Work to be completed » Set down every record below exactly as it stands, leaving out the pictures.

Dataset rows describing interfaces:
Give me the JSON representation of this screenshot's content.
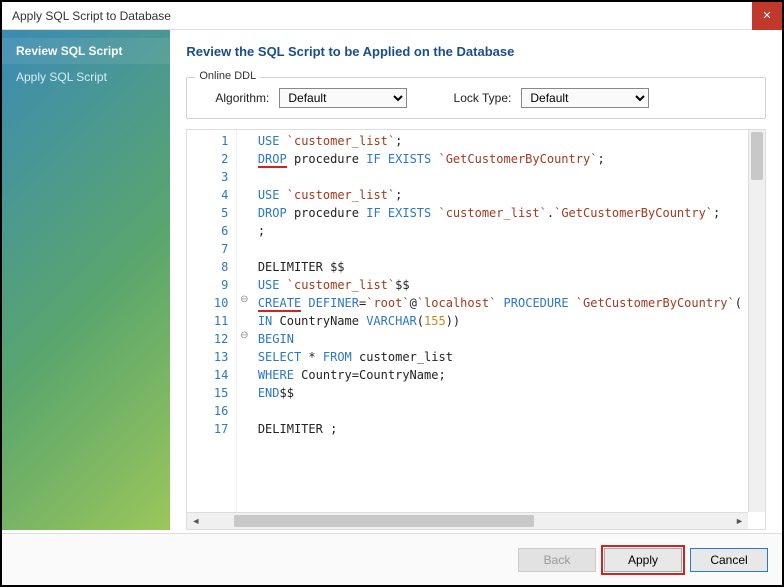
{
  "window": {
    "title": "Apply SQL Script to Database"
  },
  "sidebar": {
    "items": [
      {
        "label": "Review SQL Script",
        "active": true
      },
      {
        "label": "Apply SQL Script",
        "active": false
      }
    ]
  },
  "main": {
    "heading": "Review the SQL Script to be Applied on the Database",
    "ddl": {
      "legend": "Online DDL",
      "algo_label": "Algorithm:",
      "algo_value": "Default",
      "lock_label": "Lock Type:",
      "lock_value": "Default"
    },
    "code": {
      "lines": [
        {
          "n": 1,
          "tokens": [
            [
              "kw",
              "USE"
            ],
            [
              "txt",
              " "
            ],
            [
              "str",
              "`customer_list`"
            ],
            [
              "txt",
              ";"
            ]
          ]
        },
        {
          "n": 2,
          "tokens": [
            [
              "kw",
              "DROP"
            ],
            [
              "txt",
              " procedure "
            ],
            [
              "kw",
              "IF EXISTS"
            ],
            [
              "txt",
              " "
            ],
            [
              "str",
              "`GetCustomerByCountry`"
            ],
            [
              "txt",
              ";"
            ]
          ],
          "underline_first": true
        },
        {
          "n": 3,
          "tokens": []
        },
        {
          "n": 4,
          "tokens": [
            [
              "kw",
              "USE"
            ],
            [
              "txt",
              " "
            ],
            [
              "str",
              "`customer_list`"
            ],
            [
              "txt",
              ";"
            ]
          ]
        },
        {
          "n": 5,
          "tokens": [
            [
              "kw",
              "DROP"
            ],
            [
              "txt",
              " procedure "
            ],
            [
              "kw",
              "IF EXISTS"
            ],
            [
              "txt",
              " "
            ],
            [
              "str",
              "`customer_list`"
            ],
            [
              "txt",
              "."
            ],
            [
              "str",
              "`GetCustomerByCountry`"
            ],
            [
              "txt",
              ";"
            ]
          ]
        },
        {
          "n": 6,
          "tokens": [
            [
              "txt",
              ";"
            ]
          ]
        },
        {
          "n": 7,
          "tokens": []
        },
        {
          "n": 8,
          "tokens": [
            [
              "txt",
              "DELIMITER $$"
            ]
          ]
        },
        {
          "n": 9,
          "tokens": [
            [
              "kw",
              "USE"
            ],
            [
              "txt",
              " "
            ],
            [
              "str",
              "`customer_list`"
            ],
            [
              "txt",
              "$$"
            ]
          ]
        },
        {
          "n": 10,
          "tokens": [
            [
              "kw",
              "CREATE"
            ],
            [
              "txt",
              " "
            ],
            [
              "kw",
              "DEFINER"
            ],
            [
              "txt",
              "="
            ],
            [
              "str",
              "`root`"
            ],
            [
              "txt",
              "@"
            ],
            [
              "str",
              "`localhost`"
            ],
            [
              "txt",
              " "
            ],
            [
              "kw",
              "PROCEDURE"
            ],
            [
              "txt",
              " "
            ],
            [
              "str",
              "`GetCustomerByCountry`"
            ],
            [
              "txt",
              "("
            ]
          ],
          "underline_first": true,
          "fold": "⊖"
        },
        {
          "n": 11,
          "tokens": [
            [
              "kw",
              "IN"
            ],
            [
              "txt",
              " CountryName "
            ],
            [
              "kw",
              "VARCHAR"
            ],
            [
              "txt",
              "("
            ],
            [
              "num",
              "155"
            ],
            [
              "txt",
              "))"
            ]
          ]
        },
        {
          "n": 12,
          "tokens": [
            [
              "kw",
              "BEGIN"
            ]
          ],
          "fold": "⊖"
        },
        {
          "n": 13,
          "tokens": [
            [
              "kw",
              "SELECT"
            ],
            [
              "txt",
              " * "
            ],
            [
              "kw",
              "FROM"
            ],
            [
              "txt",
              " customer_list"
            ]
          ]
        },
        {
          "n": 14,
          "tokens": [
            [
              "kw",
              "WHERE"
            ],
            [
              "txt",
              " Country=CountryName;"
            ]
          ]
        },
        {
          "n": 15,
          "tokens": [
            [
              "kw",
              "END"
            ],
            [
              "txt",
              "$$"
            ]
          ]
        },
        {
          "n": 16,
          "tokens": []
        },
        {
          "n": 17,
          "tokens": [
            [
              "txt",
              "DELIMITER ;"
            ]
          ]
        }
      ]
    }
  },
  "footer": {
    "back": "Back",
    "apply": "Apply",
    "cancel": "Cancel"
  }
}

Output for this task »
Give me the JSON representation of this screenshot's content.
{
  "window": {
    "title": "Apply SQL Script to Database"
  },
  "sidebar": {
    "items": [
      {
        "label": "Review SQL Script",
        "active": true
      },
      {
        "label": "Apply SQL Script",
        "active": false
      }
    ]
  },
  "main": {
    "heading": "Review the SQL Script to be Applied on the Database",
    "ddl": {
      "legend": "Online DDL",
      "algo_label": "Algorithm:",
      "algo_value": "Default",
      "lock_label": "Lock Type:",
      "lock_value": "Default"
    },
    "code": {
      "lines": [
        {
          "n": 1,
          "tokens": [
            [
              "kw",
              "USE"
            ],
            [
              "txt",
              " "
            ],
            [
              "str",
              "`customer_list`"
            ],
            [
              "txt",
              ";"
            ]
          ]
        },
        {
          "n": 2,
          "tokens": [
            [
              "kw",
              "DROP"
            ],
            [
              "txt",
              " procedure "
            ],
            [
              "kw",
              "IF EXISTS"
            ],
            [
              "txt",
              " "
            ],
            [
              "str",
              "`GetCustomerByCountry`"
            ],
            [
              "txt",
              ";"
            ]
          ],
          "underline_first": true
        },
        {
          "n": 3,
          "tokens": []
        },
        {
          "n": 4,
          "tokens": [
            [
              "kw",
              "USE"
            ],
            [
              "txt",
              " "
            ],
            [
              "str",
              "`customer_list`"
            ],
            [
              "txt",
              ";"
            ]
          ]
        },
        {
          "n": 5,
          "tokens": [
            [
              "kw",
              "DROP"
            ],
            [
              "txt",
              " procedure "
            ],
            [
              "kw",
              "IF EXISTS"
            ],
            [
              "txt",
              " "
            ],
            [
              "str",
              "`customer_list`"
            ],
            [
              "txt",
              "."
            ],
            [
              "str",
              "`GetCustomerByCountry`"
            ],
            [
              "txt",
              ";"
            ]
          ]
        },
        {
          "n": 6,
          "tokens": [
            [
              "txt",
              ";"
            ]
          ]
        },
        {
          "n": 7,
          "tokens": []
        },
        {
          "n": 8,
          "tokens": [
            [
              "txt",
              "DELIMITER $$"
            ]
          ]
        },
        {
          "n": 9,
          "tokens": [
            [
              "kw",
              "USE"
            ],
            [
              "txt",
              " "
            ],
            [
              "str",
              "`customer_list`"
            ],
            [
              "txt",
              "$$"
            ]
          ]
        },
        {
          "n": 10,
          "tokens": [
            [
              "kw",
              "CREATE"
            ],
            [
              "txt",
              " "
            ],
            [
              "kw",
              "DEFINER"
            ],
            [
              "txt",
              "="
            ],
            [
              "str",
              "`root`"
            ],
            [
              "txt",
              "@"
            ],
            [
              "str",
              "`localhost`"
            ],
            [
              "txt",
              " "
            ],
            [
              "kw",
              "PROCEDURE"
            ],
            [
              "txt",
              " "
            ],
            [
              "str",
              "`GetCustomerByCountry`"
            ],
            [
              "txt",
              "("
            ]
          ],
          "underline_first": true,
          "fold": "⊖"
        },
        {
          "n": 11,
          "tokens": [
            [
              "kw",
              "IN"
            ],
            [
              "txt",
              " CountryName "
            ],
            [
              "kw",
              "VARCHAR"
            ],
            [
              "txt",
              "("
            ],
            [
              "num",
              "155"
            ],
            [
              "txt",
              "))"
            ]
          ]
        },
        {
          "n": 12,
          "tokens": [
            [
              "kw",
              "BEGIN"
            ]
          ],
          "fold": "⊖"
        },
        {
          "n": 13,
          "tokens": [
            [
              "kw",
              "SELECT"
            ],
            [
              "txt",
              " * "
            ],
            [
              "kw",
              "FROM"
            ],
            [
              "txt",
              " customer_list"
            ]
          ]
        },
        {
          "n": 14,
          "tokens": [
            [
              "kw",
              "WHERE"
            ],
            [
              "txt",
              " Country=CountryName;"
            ]
          ]
        },
        {
          "n": 15,
          "tokens": [
            [
              "kw",
              "END"
            ],
            [
              "txt",
              "$$"
            ]
          ]
        },
        {
          "n": 16,
          "tokens": []
        },
        {
          "n": 17,
          "tokens": [
            [
              "txt",
              "DELIMITER ;"
            ]
          ]
        }
      ]
    }
  },
  "footer": {
    "back": "Back",
    "apply": "Apply",
    "cancel": "Cancel"
  }
}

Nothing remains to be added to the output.